Activity → Your answer should hold the data exactly as given, minus any picture.

● ● ●

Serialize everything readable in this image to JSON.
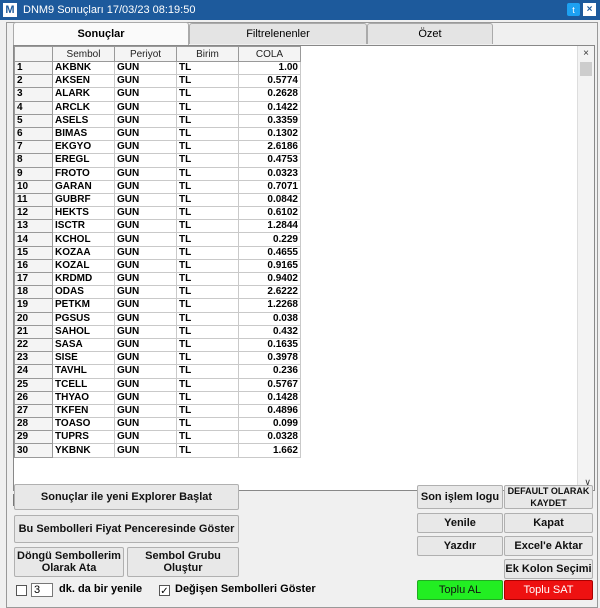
{
  "window": {
    "logo": "M",
    "title": "DNM9 Sonuçları  17/03/23 08:19:50"
  },
  "tabs": [
    {
      "label": "Sonuçlar",
      "active": true
    },
    {
      "label": "Filtrelenenler",
      "active": false
    },
    {
      "label": "Özet",
      "active": false
    }
  ],
  "table": {
    "columns": [
      "",
      "Sembol",
      "Periyot",
      "Birim",
      "COLA"
    ],
    "rows": [
      [
        "1",
        "AKBNK",
        "GUN",
        "TL",
        "1.00"
      ],
      [
        "2",
        "AKSEN",
        "GUN",
        "TL",
        "0.5774"
      ],
      [
        "3",
        "ALARK",
        "GUN",
        "TL",
        "0.2628"
      ],
      [
        "4",
        "ARCLK",
        "GUN",
        "TL",
        "0.1422"
      ],
      [
        "5",
        "ASELS",
        "GUN",
        "TL",
        "0.3359"
      ],
      [
        "6",
        "BIMAS",
        "GUN",
        "TL",
        "0.1302"
      ],
      [
        "7",
        "EKGYO",
        "GUN",
        "TL",
        "2.6186"
      ],
      [
        "8",
        "EREGL",
        "GUN",
        "TL",
        "0.4753"
      ],
      [
        "9",
        "FROTO",
        "GUN",
        "TL",
        "0.0323"
      ],
      [
        "10",
        "GARAN",
        "GUN",
        "TL",
        "0.7071"
      ],
      [
        "11",
        "GUBRF",
        "GUN",
        "TL",
        "0.0842"
      ],
      [
        "12",
        "HEKTS",
        "GUN",
        "TL",
        "0.6102"
      ],
      [
        "13",
        "ISCTR",
        "GUN",
        "TL",
        "1.2844"
      ],
      [
        "14",
        "KCHOL",
        "GUN",
        "TL",
        "0.229"
      ],
      [
        "15",
        "KOZAA",
        "GUN",
        "TL",
        "0.4655"
      ],
      [
        "16",
        "KOZAL",
        "GUN",
        "TL",
        "0.9165"
      ],
      [
        "17",
        "KRDMD",
        "GUN",
        "TL",
        "0.9402"
      ],
      [
        "18",
        "ODAS",
        "GUN",
        "TL",
        "2.6222"
      ],
      [
        "19",
        "PETKM",
        "GUN",
        "TL",
        "1.2268"
      ],
      [
        "20",
        "PGSUS",
        "GUN",
        "TL",
        "0.038"
      ],
      [
        "21",
        "SAHOL",
        "GUN",
        "TL",
        "0.432"
      ],
      [
        "22",
        "SASA",
        "GUN",
        "TL",
        "0.1635"
      ],
      [
        "23",
        "SISE",
        "GUN",
        "TL",
        "0.3978"
      ],
      [
        "24",
        "TAVHL",
        "GUN",
        "TL",
        "0.236"
      ],
      [
        "25",
        "TCELL",
        "GUN",
        "TL",
        "0.5767"
      ],
      [
        "26",
        "THYAO",
        "GUN",
        "TL",
        "0.1428"
      ],
      [
        "27",
        "TKFEN",
        "GUN",
        "TL",
        "0.4896"
      ],
      [
        "28",
        "TOASO",
        "GUN",
        "TL",
        "0.099"
      ],
      [
        "29",
        "TUPRS",
        "GUN",
        "TL",
        "0.0328"
      ],
      [
        "30",
        "YKBNK",
        "GUN",
        "TL",
        "1.662"
      ]
    ]
  },
  "buttons": {
    "explorer": "Sonuçlar ile yeni Explorer Başlat",
    "price_window": "Bu Sembolleri Fiyat Penceresinde Göster",
    "loop_symbols": "Döngü Sembollerim Olarak Ata",
    "symbol_group": "Sembol Grubu Oluştur",
    "last_log": "Son işlem logu",
    "default_save": "DEFAULT OLARAK KAYDET",
    "refresh": "Yenile",
    "close": "Kapat",
    "print": "Yazdır",
    "excel": "Excel'e Aktar",
    "columns": "Ek Kolon Seçimi",
    "buy_all": "Toplu AL",
    "sell_all": "Toplu SAT"
  },
  "refresh": {
    "minutes": "3",
    "label": "dk. da bir yenile",
    "checked": false
  },
  "show_changing": {
    "label": "Değişen Sembolleri Göster",
    "checked": true
  },
  "icons": {
    "twitter": "twitter-icon",
    "close": "close-icon",
    "scroll_close": "x-icon",
    "scroll_down": "chevron-down-icon"
  },
  "colors": {
    "titlebar": "#1d5a9c",
    "buy": "#22ee22",
    "sell": "#ee1111"
  }
}
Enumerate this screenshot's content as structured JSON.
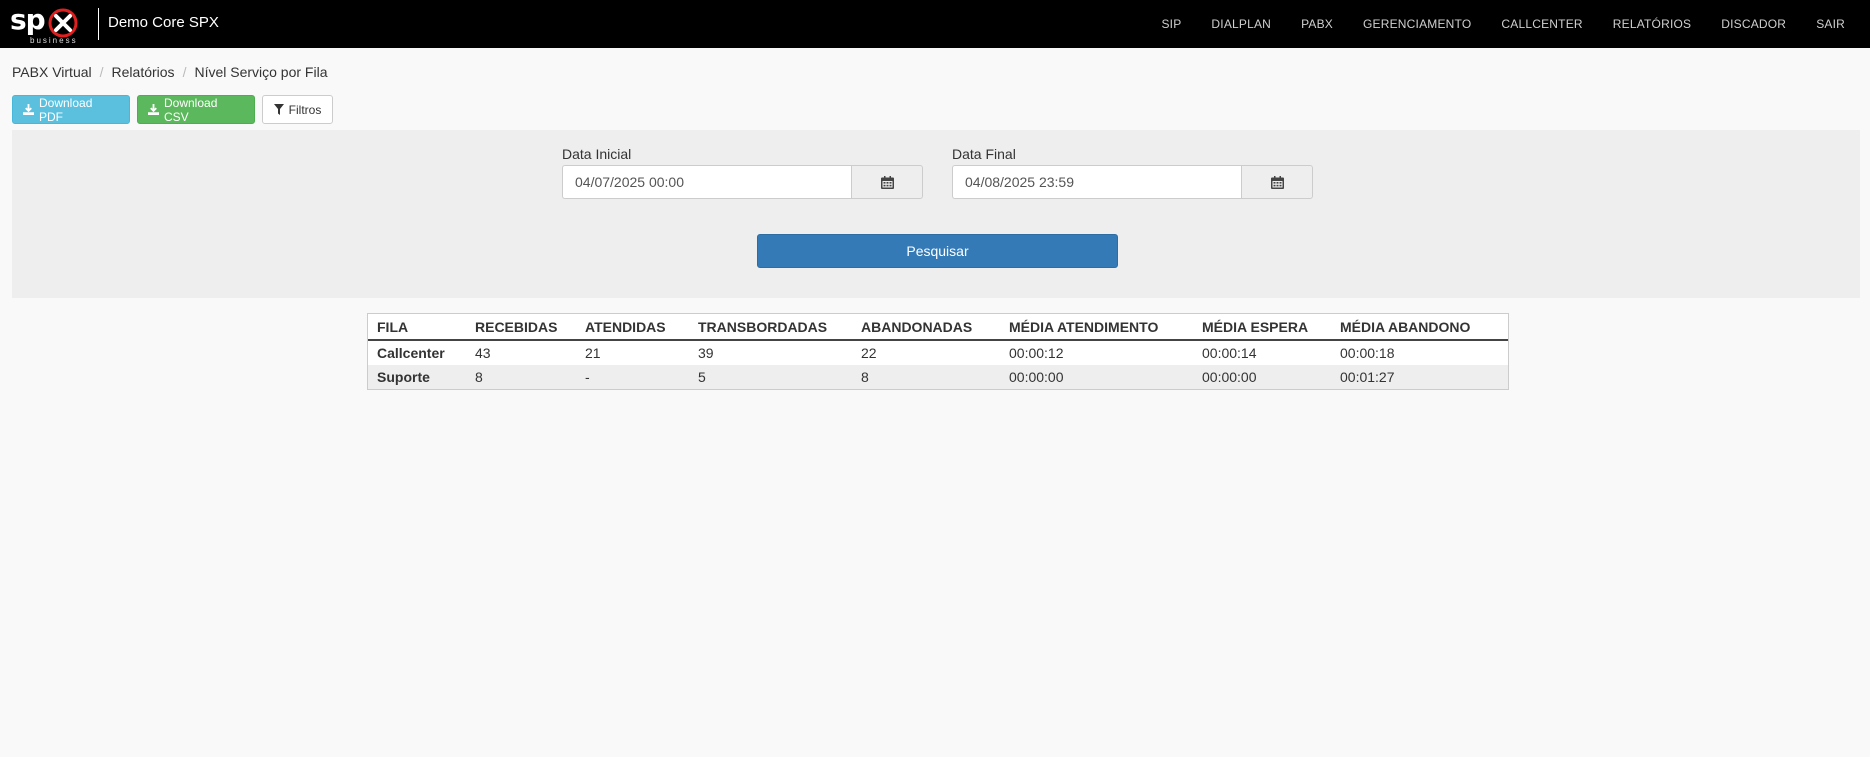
{
  "navbar": {
    "logo_text": "sp",
    "logo_sub": "business",
    "brand": "Demo Core SPX",
    "menu": [
      "SIP",
      "DIALPLAN",
      "PABX",
      "GERENCIAMENTO",
      "CALLCENTER",
      "RELATÓRIOS",
      "DISCADOR",
      "SAIR"
    ]
  },
  "breadcrumb": [
    "PABX Virtual",
    "Relatórios",
    "Nível Serviço por Fila"
  ],
  "actions": {
    "pdf": "Download PDF",
    "csv": "Download CSV",
    "filter": "Filtros"
  },
  "filters": {
    "start_label": "Data Inicial",
    "start_value": "04/07/2025 00:00",
    "end_label": "Data Final",
    "end_value": "04/08/2025 23:59",
    "search": "Pesquisar"
  },
  "table": {
    "headers": [
      "FILA",
      "RECEBIDAS",
      "ATENDIDAS",
      "TRANSBORDADAS",
      "ABANDONADAS",
      "MÉDIA ATENDIMENTO",
      "MÉDIA ESPERA",
      "MÉDIA ABANDONO"
    ],
    "rows": [
      [
        "Callcenter",
        "43",
        "21",
        "39",
        "22",
        "00:00:12",
        "00:00:14",
        "00:00:18"
      ],
      [
        "Suporte",
        "8",
        "-",
        "5",
        "8",
        "00:00:00",
        "00:00:00",
        "00:01:27"
      ]
    ]
  },
  "colors": {
    "navbar_bg": "#000000",
    "logo_accent": "#e02020",
    "btn_pdf": "#5bc0de",
    "btn_csv": "#5cb85c",
    "btn_search": "#337ab7"
  }
}
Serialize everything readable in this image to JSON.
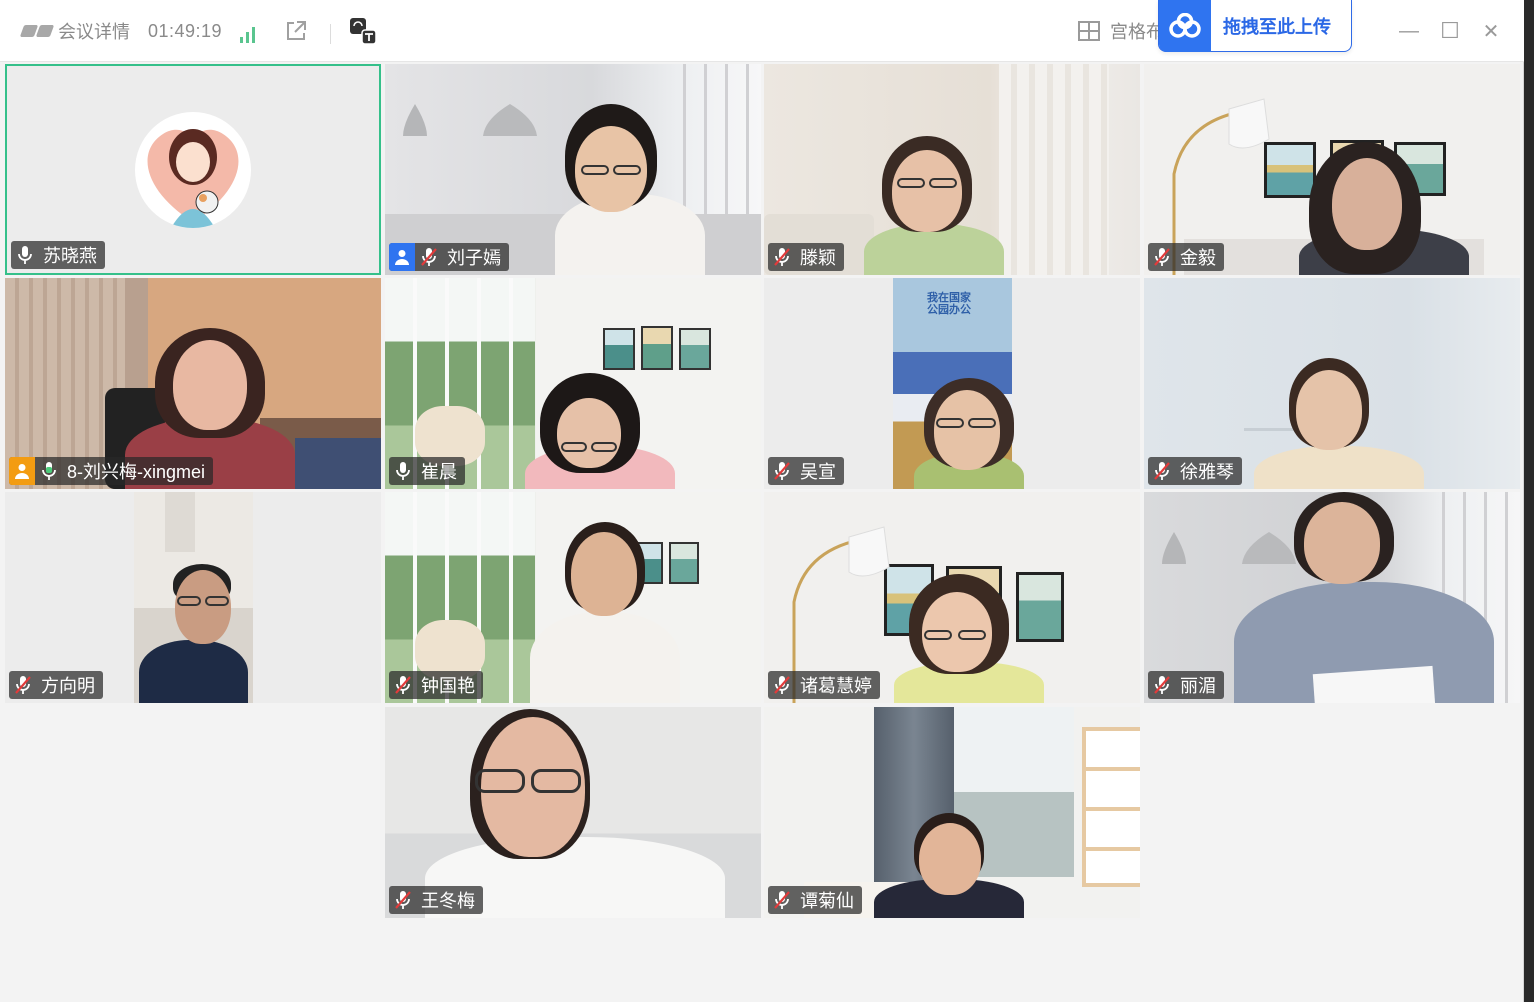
{
  "titlebar": {
    "meeting_details": "会议详情",
    "timer": "01:49:19",
    "grid_layout_label": "宫格布",
    "upload_label": "拖拽至此上传",
    "minimize": "—",
    "maximize": "☐",
    "close": "✕"
  },
  "participants": [
    {
      "name": "苏晓燕",
      "host": "",
      "mic": "on"
    },
    {
      "name": "刘子嫣",
      "host": "blue",
      "mic": "muted"
    },
    {
      "name": "滕颖",
      "host": "",
      "mic": "muted"
    },
    {
      "name": "金毅",
      "host": "",
      "mic": "muted"
    },
    {
      "name": "8-刘兴梅-xingmei",
      "host": "orange",
      "mic": "speaking"
    },
    {
      "name": "崔晨",
      "host": "",
      "mic": "on"
    },
    {
      "name": "吴宣",
      "host": "",
      "mic": "muted"
    },
    {
      "name": "徐雅琴",
      "host": "",
      "mic": "muted"
    },
    {
      "name": "方向明",
      "host": "",
      "mic": "muted"
    },
    {
      "name": "钟国艳",
      "host": "",
      "mic": "muted"
    },
    {
      "name": "诸葛慧婷",
      "host": "",
      "mic": "muted"
    },
    {
      "name": "丽湄",
      "host": "",
      "mic": "muted"
    },
    {
      "name": "王冬梅",
      "host": "",
      "mic": "muted"
    },
    {
      "name": "谭菊仙",
      "host": "",
      "mic": "muted"
    }
  ],
  "colors": {
    "active_speaker_border": "#35c08a",
    "signal": "#5ac58f",
    "upload_blue": "#2f74f0"
  },
  "background_image_text": {
    "poster_title": "我在国家",
    "poster_subtitle": "公园办公"
  }
}
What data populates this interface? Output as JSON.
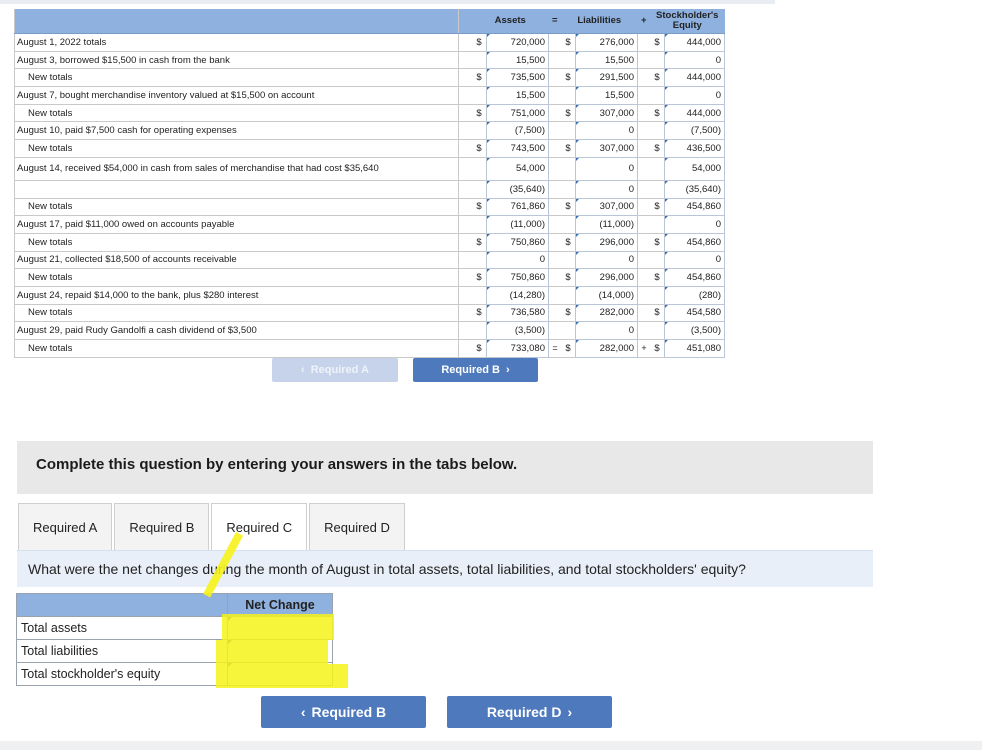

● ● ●

Response to the exercise →
Serialize everything readable in this image to JSON.
{
  "window": {
    "logo": "M",
    "title": "DNM9 Sonuçları  17/03/23 08:19:50"
  },
  "tabs": [
    {
      "label": "Sonuçlar",
      "active": true
    },
    {
      "label": "Filtrelenenler",
      "active": false
    },
    {
      "label": "Özet",
      "active": false
    }
  ],
  "table": {
    "columns": [
      "",
      "Sembol",
      "Periyot",
      "Birim",
      "COLA"
    ],
    "rows": [
      [
        "1",
        "AKBNK",
        "GUN",
        "TL",
        "1.00"
      ],
      [
        "2",
        "AKSEN",
        "GUN",
        "TL",
        "0.5774"
      ],
      [
        "3",
        "ALARK",
        "GUN",
        "TL",
        "0.2628"
      ],
      [
        "4",
        "ARCLK",
        "GUN",
        "TL",
        "0.1422"
      ],
      [
        "5",
        "ASELS",
        "GUN",
        "TL",
        "0.3359"
      ],
      [
        "6",
        "BIMAS",
        "GUN",
        "TL",
        "0.1302"
      ],
      [
        "7",
        "EKGYO",
        "GUN",
        "TL",
        "2.6186"
      ],
      [
        "8",
        "EREGL",
        "GUN",
        "TL",
        "0.4753"
      ],
      [
        "9",
        "FROTO",
        "GUN",
        "TL",
        "0.0323"
      ],
      [
        "10",
        "GARAN",
        "GUN",
        "TL",
        "0.7071"
      ],
      [
        "11",
        "GUBRF",
        "GUN",
        "TL",
        "0.0842"
      ],
      [
        "12",
        "HEKTS",
        "GUN",
        "TL",
        "0.6102"
      ],
      [
        "13",
        "ISCTR",
        "GUN",
        "TL",
        "1.2844"
      ],
      [
        "14",
        "KCHOL",
        "GUN",
        "TL",
        "0.229"
      ],
      [
        "15",
        "KOZAA",
        "GUN",
        "TL",
        "0.4655"
      ],
      [
        "16",
        "KOZAL",
        "GUN",
        "TL",
        "0.9165"
      ],
      [
        "17",
        "KRDMD",
        "GUN",
        "TL",
        "0.9402"
      ],
      [
        "18",
        "ODAS",
        "GUN",
        "TL",
        "2.6222"
      ],
      [
        "19",
        "PETKM",
        "GUN",
        "TL",
        "1.2268"
      ],
      [
        "20",
        "PGSUS",
        "GUN",
        "TL",
        "0.038"
      ],
      [
        "21",
        "SAHOL",
        "GUN",
        "TL",
        "0.432"
      ],
      [
        "22",
        "SASA",
        "GUN",
        "TL",
        "0.1635"
      ],
      [
        "23",
        "SISE",
        "GUN",
        "TL",
        "0.3978"
      ],
      [
        "24",
        "TAVHL",
        "GUN",
        "TL",
        "0.236"
      ],
      [
        "25",
        "TCELL",
        "GUN",
        "TL",
        "0.5767"
      ],
      [
        "26",
        "THYAO",
        "GUN",
        "TL",
        "0.1428"
      ],
      [
        "27",
        "TKFEN",
        "GUN",
        "TL",
        "0.4896"
      ],
      [
        "28",
        "TOASO",
        "GUN",
        "TL",
        "0.099"
      ],
      [
        "29",
        "TUPRS",
        "GUN",
        "TL",
        "0.0328"
      ],
      [
        "30",
        "YKBNK",
        "GUN",
        "TL",
        "1.662"
      ]
    ]
  },
  "buttons": {
    "explorer": "Sonuçlar ile yeni Explorer Başlat",
    "price_window": "Bu Sembolleri Fiyat Penceresinde Göster",
    "loop_symbols": "Döngü Sembollerim Olarak Ata",
    "symbol_group": "Sembol Grubu Oluştur",
    "last_log": "Son işlem logu",
    "default_save": "DEFAULT OLARAK KAYDET",
    "refresh": "Yenile",
    "close": "Kapat",
    "print": "Yazdır",
    "excel": "Excel'e Aktar",
    "columns": "Ek Kolon Seçimi",
    "buy_all": "Toplu AL",
    "sell_all": "Toplu SAT"
  },
  "refresh": {
    "minutes": "3",
    "label": "dk. da bir yenile",
    "checked": false
  },
  "show_changing": {
    "label": "Değişen Sembolleri Göster",
    "checked": true
  },
  "icons": {
    "twitter": "twitter-icon",
    "close": "close-icon",
    "scroll_close": "x-icon",
    "scroll_down": "chevron-down-icon"
  },
  "colors": {
    "titlebar": "#1d5a9c",
    "buy": "#22ee22",
    "sell": "#ee1111"
  }
}
Enumerate this screenshot's content as structured JSON.
{
  "navbar": {
    "logo_text": "sp",
    "logo_sub": "business",
    "brand": "Demo Core SPX",
    "menu": [
      "SIP",
      "DIALPLAN",
      "PABX",
      "GERENCIAMENTO",
      "CALLCENTER",
      "RELATÓRIOS",
      "DISCADOR",
      "SAIR"
    ]
  },
  "breadcrumb": [
    "PABX Virtual",
    "Relatórios",
    "Nível Serviço por Fila"
  ],
  "actions": {
    "pdf": "Download PDF",
    "csv": "Download CSV",
    "filter": "Filtros"
  },
  "filters": {
    "start_label": "Data Inicial",
    "start_value": "04/07/2025 00:00",
    "end_label": "Data Final",
    "end_value": "04/08/2025 23:59",
    "search": "Pesquisar"
  },
  "table": {
    "headers": [
      "FILA",
      "RECEBIDAS",
      "ATENDIDAS",
      "TRANSBORDADAS",
      "ABANDONADAS",
      "MÉDIA ATENDIMENTO",
      "MÉDIA ESPERA",
      "MÉDIA ABANDONO"
    ],
    "rows": [
      [
        "Callcenter",
        "43",
        "21",
        "39",
        "22",
        "00:00:12",
        "00:00:14",
        "00:00:18"
      ],
      [
        "Suporte",
        "8",
        "-",
        "5",
        "8",
        "00:00:00",
        "00:00:00",
        "00:01:27"
      ]
    ]
  },
  "colors": {
    "navbar_bg": "#000000",
    "logo_accent": "#e02020",
    "btn_pdf": "#5bc0de",
    "btn_csv": "#5cb85c",
    "btn_search": "#337ab7"
  }
}
Serialize everything readable in this image to JSON.
{
  "titlebar": {
    "meeting_details": "会议详情",
    "timer": "01:49:19",
    "grid_layout_label": "宫格布",
    "upload_label": "拖拽至此上传",
    "minimize": "—",
    "maximize": "☐",
    "close": "✕"
  },
  "participants": [
    {
      "name": "苏晓燕",
      "host": "",
      "mic": "on"
    },
    {
      "name": "刘子嫣",
      "host": "blue",
      "mic": "muted"
    },
    {
      "name": "滕颖",
      "host": "",
      "mic": "muted"
    },
    {
      "name": "金毅",
      "host": "",
      "mic": "muted"
    },
    {
      "name": "8-刘兴梅-xingmei",
      "host": "orange",
      "mic": "speaking"
    },
    {
      "name": "崔晨",
      "host": "",
      "mic": "on"
    },
    {
      "name": "吴宣",
      "host": "",
      "mic": "muted"
    },
    {
      "name": "徐雅琴",
      "host": "",
      "mic": "muted"
    },
    {
      "name": "方向明",
      "host": "",
      "mic": "muted"
    },
    {
      "name": "钟国艳",
      "host": "",
      "mic": "muted"
    },
    {
      "name": "诸葛慧婷",
      "host": "",
      "mic": "muted"
    },
    {
      "name": "丽湄",
      "host": "",
      "mic": "muted"
    },
    {
      "name": "王冬梅",
      "host": "",
      "mic": "muted"
    },
    {
      "name": "谭菊仙",
      "host": "",
      "mic": "muted"
    }
  ],
  "colors": {
    "active_speaker_border": "#35c08a",
    "signal": "#5ac58f",
    "upload_blue": "#2f74f0"
  },
  "background_image_text": {
    "poster_title": "我在国家",
    "poster_subtitle": "公园办公"
  }
}
What data populates this interface? Output as JSON.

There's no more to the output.